Data

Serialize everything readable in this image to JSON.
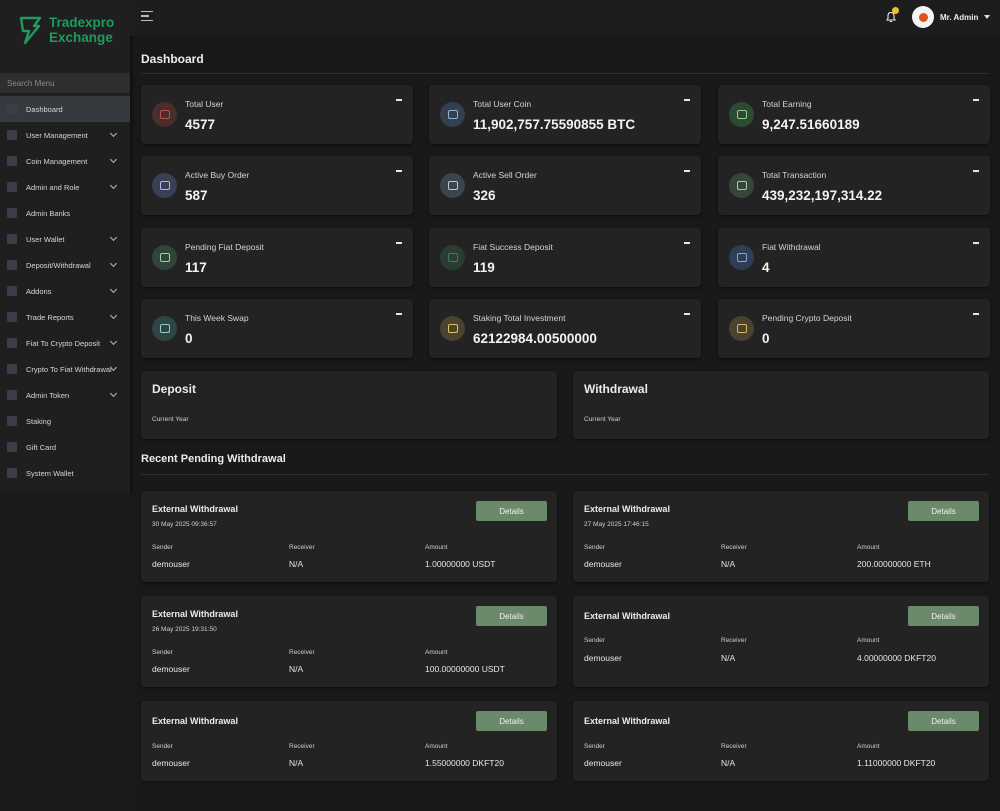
{
  "brand": {
    "line1": "Tradexpro",
    "line2": "Exchange",
    "color": "#1f9b5b"
  },
  "sidebar": {
    "search_placeholder": "Search Menu",
    "items": [
      {
        "label": "Dashboard",
        "icon": "dashboard-icon",
        "active": true,
        "has_children": false
      },
      {
        "label": "User Management",
        "icon": "users-icon",
        "has_children": true
      },
      {
        "label": "Coin Management",
        "icon": "coin-icon",
        "has_children": true
      },
      {
        "label": "Admin and Role",
        "icon": "admin-icon",
        "has_children": true
      },
      {
        "label": "Admin Banks",
        "icon": "bank-icon",
        "has_children": false
      },
      {
        "label": "User Wallet",
        "icon": "wallet-icon",
        "has_children": true
      },
      {
        "label": "Deposit/Withdrawal",
        "icon": "deposit-icon",
        "has_children": true
      },
      {
        "label": "Addons",
        "icon": "addons-icon",
        "has_children": true
      },
      {
        "label": "Trade Reports",
        "icon": "chart-icon",
        "has_children": true
      },
      {
        "label": "Fiat To Crypto Deposit",
        "icon": "dollar-icon",
        "has_children": true
      },
      {
        "label": "Crypto To Fiat Withdrawal",
        "icon": "exchange-icon",
        "has_children": true
      },
      {
        "label": "Admin Token",
        "icon": "token-icon",
        "has_children": true
      },
      {
        "label": "Staking",
        "icon": "staking-icon",
        "has_children": false
      },
      {
        "label": "Gift Card",
        "icon": "gift-icon",
        "has_children": false
      },
      {
        "label": "System Wallet",
        "icon": "system-wallet-icon",
        "has_children": false
      }
    ]
  },
  "header": {
    "user_name": "Mr. Admin",
    "notification_dot_color": "#f2c21b"
  },
  "page_title": "Dashboard",
  "stats": [
    {
      "label": "Total User",
      "value": "4577",
      "icon": "users-icon",
      "color": "#c0504d",
      "bg": "#4a2d2d"
    },
    {
      "label": "Total User Coin",
      "value": "11,902,757.75590855 BTC",
      "icon": "coin-stack-icon",
      "color": "#8fb3d9",
      "bg": "#34404e"
    },
    {
      "label": "Total Earning",
      "value": "9,247.51660189",
      "icon": "money-icon",
      "color": "#8fd18f",
      "bg": "#2f4a33"
    },
    {
      "label": "Active Buy Order",
      "value": "587",
      "icon": "buy-order-icon",
      "color": "#a9b4ff",
      "bg": "#3a3f56"
    },
    {
      "label": "Active Sell Order",
      "value": "326",
      "icon": "sell-order-icon",
      "color": "#b9c9d9",
      "bg": "#3b4550"
    },
    {
      "label": "Total Transaction",
      "value": "439,232,197,314.22",
      "icon": "transaction-icon",
      "color": "#a4d39a",
      "bg": "#34473a"
    },
    {
      "label": "Pending Fiat Deposit",
      "value": "117",
      "icon": "fiat-pending-icon",
      "color": "#9bd3a3",
      "bg": "#304438"
    },
    {
      "label": "Fiat Success Deposit",
      "value": "119",
      "icon": "fiat-success-icon",
      "color": "#3f7d59",
      "bg": "#2b3d33"
    },
    {
      "label": "Fiat Withdrawal",
      "value": "4",
      "icon": "filter-icon",
      "color": "#7aa7e6",
      "bg": "#2f3d55"
    },
    {
      "label": "This Week Swap",
      "value": "0",
      "icon": "swap-icon",
      "color": "#8fd1c9",
      "bg": "#2f4543"
    },
    {
      "label": "Staking Total Investment",
      "value": "62122984.00500000",
      "icon": "staking-hand-icon",
      "color": "#e3c25a",
      "bg": "#4a4330"
    },
    {
      "label": "Pending Crypto Deposit",
      "value": "0",
      "icon": "crypto-pending-icon",
      "color": "#e0b45a",
      "bg": "#4a4230"
    }
  ],
  "charts": [
    {
      "title": "Deposit",
      "subtitle": "Current Year"
    },
    {
      "title": "Withdrawal",
      "subtitle": "Current Year"
    }
  ],
  "recent_section_title": "Recent Pending Withdrawal",
  "withdrawal_headers": {
    "sender": "Sender",
    "receiver": "Receiver",
    "amount": "Amount"
  },
  "withdrawals": [
    {
      "title": "External Withdrawal",
      "date": "30 May 2025 09:36:57",
      "sender": "demouser",
      "receiver": "N/A",
      "amount": "1.00000000 USDT",
      "button": "Details"
    },
    {
      "title": "External Withdrawal",
      "date": "27 May 2025 17:46:15",
      "sender": "demouser",
      "receiver": "N/A",
      "amount": "200.00000000 ETH",
      "button": "Details"
    },
    {
      "title": "External Withdrawal",
      "date": "26 May 2025 19:31:50",
      "sender": "demouser",
      "receiver": "N/A",
      "amount": "100.00000000 USDT",
      "button": "Details"
    },
    {
      "title": "External Withdrawal",
      "date": "",
      "sender": "demouser",
      "receiver": "N/A",
      "amount": "4.00000000 DKFT20",
      "button": "Details"
    },
    {
      "title": "External Withdrawal",
      "date": "",
      "sender": "demouser",
      "receiver": "N/A",
      "amount": "1.55000000 DKFT20",
      "button": "Details"
    },
    {
      "title": "External Withdrawal",
      "date": "",
      "sender": "demouser",
      "receiver": "N/A",
      "amount": "1.11000000 DKFT20",
      "button": "Details"
    }
  ]
}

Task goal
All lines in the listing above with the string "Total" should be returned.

Task result
      "label": "Total User",
      "label": "Total User Coin",
      "label": "Total Earning",
      "label": "Total Transaction",
      "label": "Staking Total Investment",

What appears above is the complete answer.